There is increasing evidence that televisions and electronic items located within children’s bedrooms are detrimental to the health and welfare of children and adolescents. In a recent Canadian study, researchers found that half of the 3,400 grade five students who were interviewed had a television, DVD player or video game console in their bedroom and that 60 per cent of these children used the devices after they were supposed to be asleep. The research also found a link between electronic devices in rooms and weight status of children. Children with one electronic device in their room were 1.5 times as likely to be overweight as children with no devices. The more electronic items a child had in their bedroom, the greater their likelihood of being overweight.  

In recent research conducted as part of my PhD, I surveyed 71 South Australian young people aged between 13 and 17, who were at risk of disengaging from the public school system. I found that 79% of the young people reported coming to school feeling “really tired”, and that 60% of these young people considered tiredness to represent a problem within their life.

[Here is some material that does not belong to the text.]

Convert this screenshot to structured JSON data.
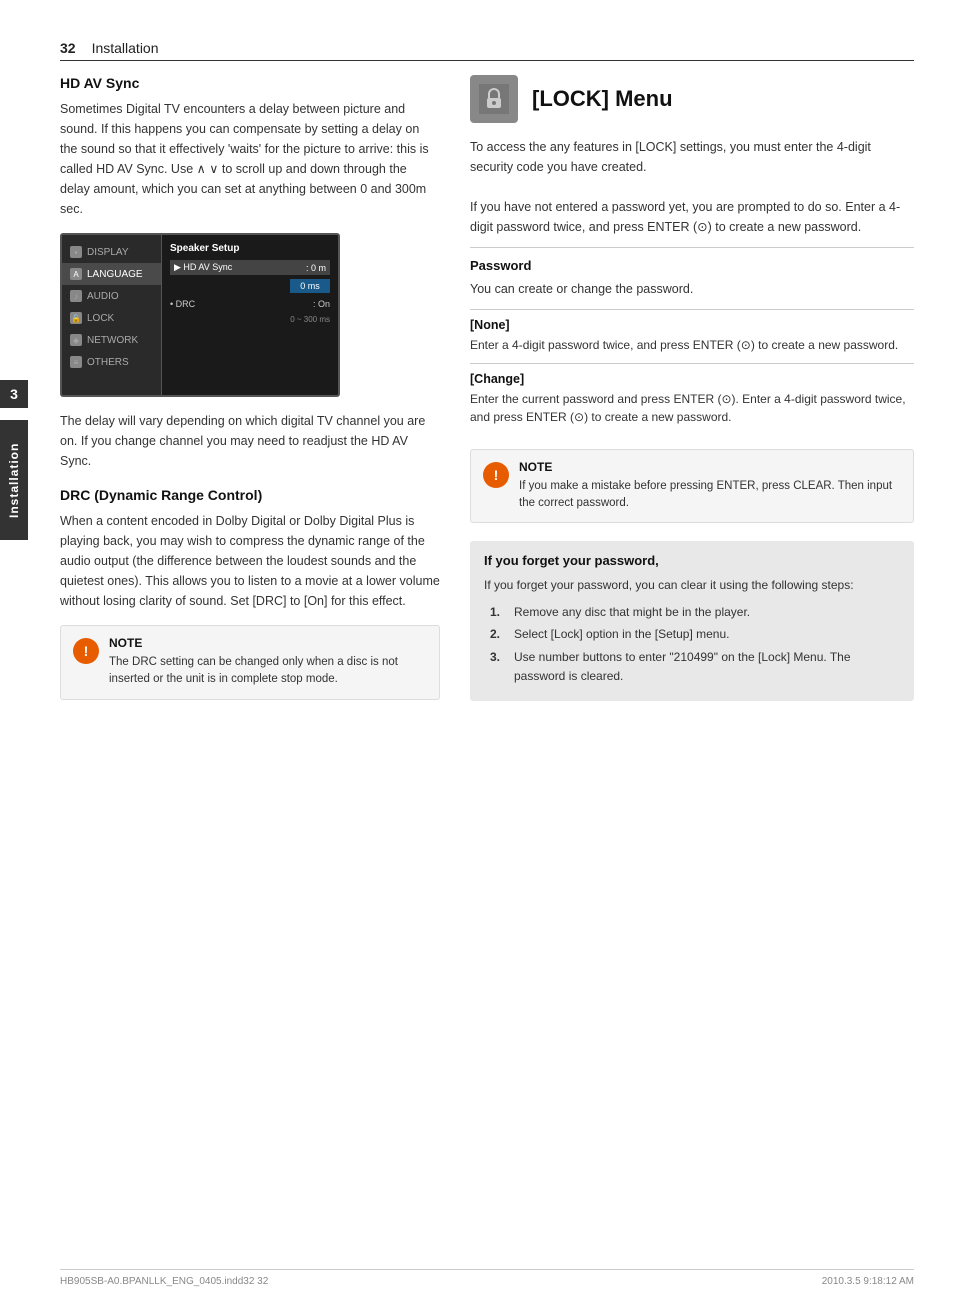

In the age of electronics, tiredness and sleep deprivation is an issue in which parents, teachers, schools and society cannot ignore. Tiredness and sleep deprivation impact on a young person’s capacity to regulate their body systems, emotions and behaviour. They impact on cognitive function, making it difficult for young people to attend and concentrate. These effects, combined with the effects of over participation in the potentially isolating, sedentary and passive virtual world activities generally associated with electronic devices can have a devastating impact on a young person’s capacity to engage and succeed across the multiple domains of their lives. Whilst electronic devices are part of our current and future reality, this evidence highlights the need to ensure that children and young people are supported by their caregivers/families to manage their use and attain or maintain a good balance with activities that are both active and based in the real world.

For additional information on sleep deprivation, click here.